(Aim of the exercise) Each line of the data below should be repeated exactly.

--- START ---

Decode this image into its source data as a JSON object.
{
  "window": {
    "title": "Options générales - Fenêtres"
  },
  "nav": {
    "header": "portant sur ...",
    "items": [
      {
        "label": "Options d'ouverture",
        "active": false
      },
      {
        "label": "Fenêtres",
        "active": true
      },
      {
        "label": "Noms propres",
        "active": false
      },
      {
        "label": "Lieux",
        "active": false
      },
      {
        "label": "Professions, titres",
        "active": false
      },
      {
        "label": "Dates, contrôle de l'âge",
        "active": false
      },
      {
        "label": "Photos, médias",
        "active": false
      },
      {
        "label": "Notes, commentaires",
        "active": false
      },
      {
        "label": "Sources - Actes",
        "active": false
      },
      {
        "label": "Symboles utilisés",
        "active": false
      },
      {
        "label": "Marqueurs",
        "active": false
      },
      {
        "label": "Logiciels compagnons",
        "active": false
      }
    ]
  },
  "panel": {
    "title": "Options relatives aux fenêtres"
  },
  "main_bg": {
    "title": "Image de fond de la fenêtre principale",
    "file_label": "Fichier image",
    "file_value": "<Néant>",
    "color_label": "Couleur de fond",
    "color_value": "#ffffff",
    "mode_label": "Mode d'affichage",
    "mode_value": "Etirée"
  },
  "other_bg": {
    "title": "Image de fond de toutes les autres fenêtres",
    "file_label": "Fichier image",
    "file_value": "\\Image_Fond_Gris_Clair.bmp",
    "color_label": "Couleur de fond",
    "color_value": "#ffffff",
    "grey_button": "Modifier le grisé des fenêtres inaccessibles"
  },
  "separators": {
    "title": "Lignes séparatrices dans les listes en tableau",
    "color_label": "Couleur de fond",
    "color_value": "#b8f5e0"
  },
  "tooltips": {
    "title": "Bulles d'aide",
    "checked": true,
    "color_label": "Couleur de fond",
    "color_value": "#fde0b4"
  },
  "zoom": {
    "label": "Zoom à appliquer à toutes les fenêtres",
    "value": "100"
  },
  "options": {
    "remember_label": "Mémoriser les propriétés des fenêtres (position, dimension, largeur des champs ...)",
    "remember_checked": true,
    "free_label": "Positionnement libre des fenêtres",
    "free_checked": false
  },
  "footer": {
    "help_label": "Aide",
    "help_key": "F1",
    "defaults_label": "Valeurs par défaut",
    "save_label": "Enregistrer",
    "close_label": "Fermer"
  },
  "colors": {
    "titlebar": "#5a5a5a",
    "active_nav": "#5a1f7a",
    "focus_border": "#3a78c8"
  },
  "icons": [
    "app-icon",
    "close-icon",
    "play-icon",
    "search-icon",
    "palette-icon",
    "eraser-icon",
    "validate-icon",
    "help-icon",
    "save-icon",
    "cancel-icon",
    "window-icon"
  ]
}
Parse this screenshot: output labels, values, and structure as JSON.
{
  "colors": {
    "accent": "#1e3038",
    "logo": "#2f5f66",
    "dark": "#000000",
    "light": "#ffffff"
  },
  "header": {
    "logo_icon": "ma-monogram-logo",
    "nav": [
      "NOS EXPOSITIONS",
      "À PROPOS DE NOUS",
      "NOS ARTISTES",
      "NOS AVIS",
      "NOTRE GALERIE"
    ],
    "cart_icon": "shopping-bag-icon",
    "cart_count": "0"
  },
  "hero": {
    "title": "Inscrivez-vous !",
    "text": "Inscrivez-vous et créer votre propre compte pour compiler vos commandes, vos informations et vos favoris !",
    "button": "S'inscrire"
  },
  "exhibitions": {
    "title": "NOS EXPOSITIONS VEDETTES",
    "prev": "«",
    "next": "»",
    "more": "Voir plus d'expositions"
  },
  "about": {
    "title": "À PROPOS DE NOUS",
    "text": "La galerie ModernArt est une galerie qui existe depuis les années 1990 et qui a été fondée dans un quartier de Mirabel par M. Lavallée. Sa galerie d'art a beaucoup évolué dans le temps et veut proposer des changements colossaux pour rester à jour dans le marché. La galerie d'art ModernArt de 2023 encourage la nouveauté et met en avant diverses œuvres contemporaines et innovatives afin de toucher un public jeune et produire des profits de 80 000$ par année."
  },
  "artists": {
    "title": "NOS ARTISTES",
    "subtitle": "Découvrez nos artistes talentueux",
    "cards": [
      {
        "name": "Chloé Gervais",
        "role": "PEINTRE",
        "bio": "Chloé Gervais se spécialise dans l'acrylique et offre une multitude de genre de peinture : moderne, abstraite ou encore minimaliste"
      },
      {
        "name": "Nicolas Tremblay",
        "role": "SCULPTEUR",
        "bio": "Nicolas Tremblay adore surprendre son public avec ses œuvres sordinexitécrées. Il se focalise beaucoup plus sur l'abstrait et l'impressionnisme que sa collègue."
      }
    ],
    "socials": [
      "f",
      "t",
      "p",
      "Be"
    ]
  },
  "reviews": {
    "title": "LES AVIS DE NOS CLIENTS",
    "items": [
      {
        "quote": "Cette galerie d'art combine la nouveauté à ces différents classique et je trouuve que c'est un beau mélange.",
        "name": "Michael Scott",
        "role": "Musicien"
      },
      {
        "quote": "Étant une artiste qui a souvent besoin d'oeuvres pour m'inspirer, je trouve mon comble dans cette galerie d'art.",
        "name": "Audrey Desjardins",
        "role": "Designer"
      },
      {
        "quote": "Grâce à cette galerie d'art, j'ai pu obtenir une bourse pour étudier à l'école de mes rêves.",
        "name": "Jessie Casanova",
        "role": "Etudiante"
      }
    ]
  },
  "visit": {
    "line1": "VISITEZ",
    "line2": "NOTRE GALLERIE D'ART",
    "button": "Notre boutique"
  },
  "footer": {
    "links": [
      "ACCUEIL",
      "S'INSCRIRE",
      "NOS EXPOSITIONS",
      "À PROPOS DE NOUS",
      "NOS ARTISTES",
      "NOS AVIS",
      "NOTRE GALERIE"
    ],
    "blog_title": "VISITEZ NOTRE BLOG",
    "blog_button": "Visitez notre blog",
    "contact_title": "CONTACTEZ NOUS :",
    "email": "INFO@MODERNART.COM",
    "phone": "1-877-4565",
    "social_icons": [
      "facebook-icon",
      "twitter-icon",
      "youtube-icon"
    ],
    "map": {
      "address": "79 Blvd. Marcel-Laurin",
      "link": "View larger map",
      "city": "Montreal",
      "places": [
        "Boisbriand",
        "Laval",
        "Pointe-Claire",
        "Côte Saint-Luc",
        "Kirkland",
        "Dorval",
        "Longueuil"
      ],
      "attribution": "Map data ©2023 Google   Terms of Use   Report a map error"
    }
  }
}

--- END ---

(Response)
Decode this image into its source data as a JSON object.
{
  "window": {
    "title": "Options générales - Fenêtres"
  },
  "nav": {
    "header": "portant sur ...",
    "items": [
      {
        "label": "Options d'ouverture",
        "active": false
      },
      {
        "label": "Fenêtres",
        "active": true
      },
      {
        "label": "Noms propres",
        "active": false
      },
      {
        "label": "Lieux",
        "active": false
      },
      {
        "label": "Professions, titres",
        "active": false
      },
      {
        "label": "Dates, contrôle de l'âge",
        "active": false
      },
      {
        "label": "Photos, médias",
        "active": false
      },
      {
        "label": "Notes, commentaires",
        "active": false
      },
      {
        "label": "Sources - Actes",
        "active": false
      },
      {
        "label": "Symboles utilisés",
        "active": false
      },
      {
        "label": "Marqueurs",
        "active": false
      },
      {
        "label": "Logiciels compagnons",
        "active": false
      }
    ]
  },
  "panel": {
    "title": "Options relatives aux fenêtres"
  },
  "main_bg": {
    "title": "Image de fond de la fenêtre principale",
    "file_label": "Fichier image",
    "file_value": "<Néant>",
    "color_label": "Couleur de fond",
    "color_value": "#ffffff",
    "mode_label": "Mode d'affichage",
    "mode_value": "Etirée"
  },
  "other_bg": {
    "title": "Image de fond de toutes les autres fenêtres",
    "file_label": "Fichier image",
    "file_value": "\\Image_Fond_Gris_Clair.bmp",
    "color_label": "Couleur de fond",
    "color_value": "#ffffff",
    "grey_button": "Modifier le grisé des fenêtres inaccessibles"
  },
  "separators": {
    "title": "Lignes séparatrices dans les listes en tableau",
    "color_label": "Couleur de fond",
    "color_value": "#b8f5e0"
  },
  "tooltips": {
    "title": "Bulles d'aide",
    "checked": true,
    "color_label": "Couleur de fond",
    "color_value": "#fde0b4"
  },
  "zoom": {
    "label": "Zoom à appliquer à toutes les fenêtres",
    "value": "100"
  },
  "options": {
    "remember_label": "Mémoriser les propriétés des fenêtres (position, dimension, largeur des champs ...)",
    "remember_checked": true,
    "free_label": "Positionnement libre des fenêtres",
    "free_checked": false
  },
  "footer": {
    "help_label": "Aide",
    "help_key": "F1",
    "defaults_label": "Valeurs par défaut",
    "save_label": "Enregistrer",
    "close_label": "Fermer"
  },
  "colors": {
    "titlebar": "#5a5a5a",
    "active_nav": "#5a1f7a",
    "focus_border": "#3a78c8"
  },
  "icons": [
    "app-icon",
    "close-icon",
    "play-icon",
    "search-icon",
    "palette-icon",
    "eraser-icon",
    "validate-icon",
    "help-icon",
    "save-icon",
    "cancel-icon",
    "window-icon"
  ]
}
Parse this screenshot: output labels, values, and structure as JSON.
{
  "colors": {
    "accent": "#1e3038",
    "logo": "#2f5f66",
    "dark": "#000000",
    "light": "#ffffff"
  },
  "header": {
    "logo_icon": "ma-monogram-logo",
    "nav": [
      "NOS EXPOSITIONS",
      "À PROPOS DE NOUS",
      "NOS ARTISTES",
      "NOS AVIS",
      "NOTRE GALERIE"
    ],
    "cart_icon": "shopping-bag-icon",
    "cart_count": "0"
  },
  "hero": {
    "title": "Inscrivez-vous !",
    "text": "Inscrivez-vous et créer votre propre compte pour compiler vos commandes, vos informations et vos favoris !",
    "button": "S'inscrire"
  },
  "exhibitions": {
    "title": "NOS EXPOSITIONS VEDETTES",
    "prev": "«",
    "next": "»",
    "more": "Voir plus d'expositions"
  },
  "about": {
    "title": "À PROPOS DE NOUS",
    "text": "La galerie ModernArt est une galerie qui existe depuis les années 1990 et qui a été fondée dans un quartier de Mirabel par M. Lavallée. Sa galerie d'art a beaucoup évolué dans le temps et veut proposer des changements colossaux pour rester à jour dans le marché. La galerie d'art ModernArt de 2023 encourage la nouveauté et met en avant diverses œuvres contemporaines et innovatives afin de toucher un public jeune et produire des profits de 80 000$ par année."
  },
  "artists": {
    "title": "NOS ARTISTES",
    "subtitle": "Découvrez nos artistes talentueux",
    "cards": [
      {
        "name": "Chloé Gervais",
        "role": "PEINTRE",
        "bio": "Chloé Gervais se spécialise dans l'acrylique et offre une multitude de genre de peinture : moderne, abstraite ou encore minimaliste"
      },
      {
        "name": "Nicolas Tremblay",
        "role": "SCULPTEUR",
        "bio": "Nicolas Tremblay adore surprendre son public avec ses œuvres sordinexitécrées. Il se focalise beaucoup plus sur l'abstrait et l'impressionnisme que sa collègue."
      }
    ],
    "socials": [
      "f",
      "t",
      "p",
      "Be"
    ]
  },
  "reviews": {
    "title": "LES AVIS DE NOS CLIENTS",
    "items": [
      {
        "quote": "Cette galerie d'art combine la nouveauté à ces différents classique et je trouuve que c'est un beau mélange.",
        "name": "Michael Scott",
        "role": "Musicien"
      },
      {
        "quote": "Étant une artiste qui a souvent besoin d'oeuvres pour m'inspirer, je trouve mon comble dans cette galerie d'art.",
        "name": "Audrey Desjardins",
        "role": "Designer"
      },
      {
        "quote": "Grâce à cette galerie d'art, j'ai pu obtenir une bourse pour étudier à l'école de mes rêves.",
        "name": "Jessie Casanova",
        "role": "Etudiante"
      }
    ]
  },
  "visit": {
    "line1": "VISITEZ",
    "line2": "NOTRE GALLERIE D'ART",
    "button": "Notre boutique"
  },
  "footer": {
    "links": [
      "ACCUEIL",
      "S'INSCRIRE",
      "NOS EXPOSITIONS",
      "À PROPOS DE NOUS",
      "NOS ARTISTES",
      "NOS AVIS",
      "NOTRE GALERIE"
    ],
    "blog_title": "VISITEZ NOTRE BLOG",
    "blog_button": "Visitez notre blog",
    "contact_title": "CONTACTEZ NOUS :",
    "email": "INFO@MODERNART.COM",
    "phone": "1-877-4565",
    "social_icons": [
      "facebook-icon",
      "twitter-icon",
      "youtube-icon"
    ],
    "map": {
      "address": "79 Blvd. Marcel-Laurin",
      "link": "View larger map",
      "city": "Montreal",
      "places": [
        "Boisbriand",
        "Laval",
        "Pointe-Claire",
        "Côte Saint-Luc",
        "Kirkland",
        "Dorval",
        "Longueuil"
      ],
      "attribution": "Map data ©2023 Google   Terms of Use   Report a map error"
    }
  }
}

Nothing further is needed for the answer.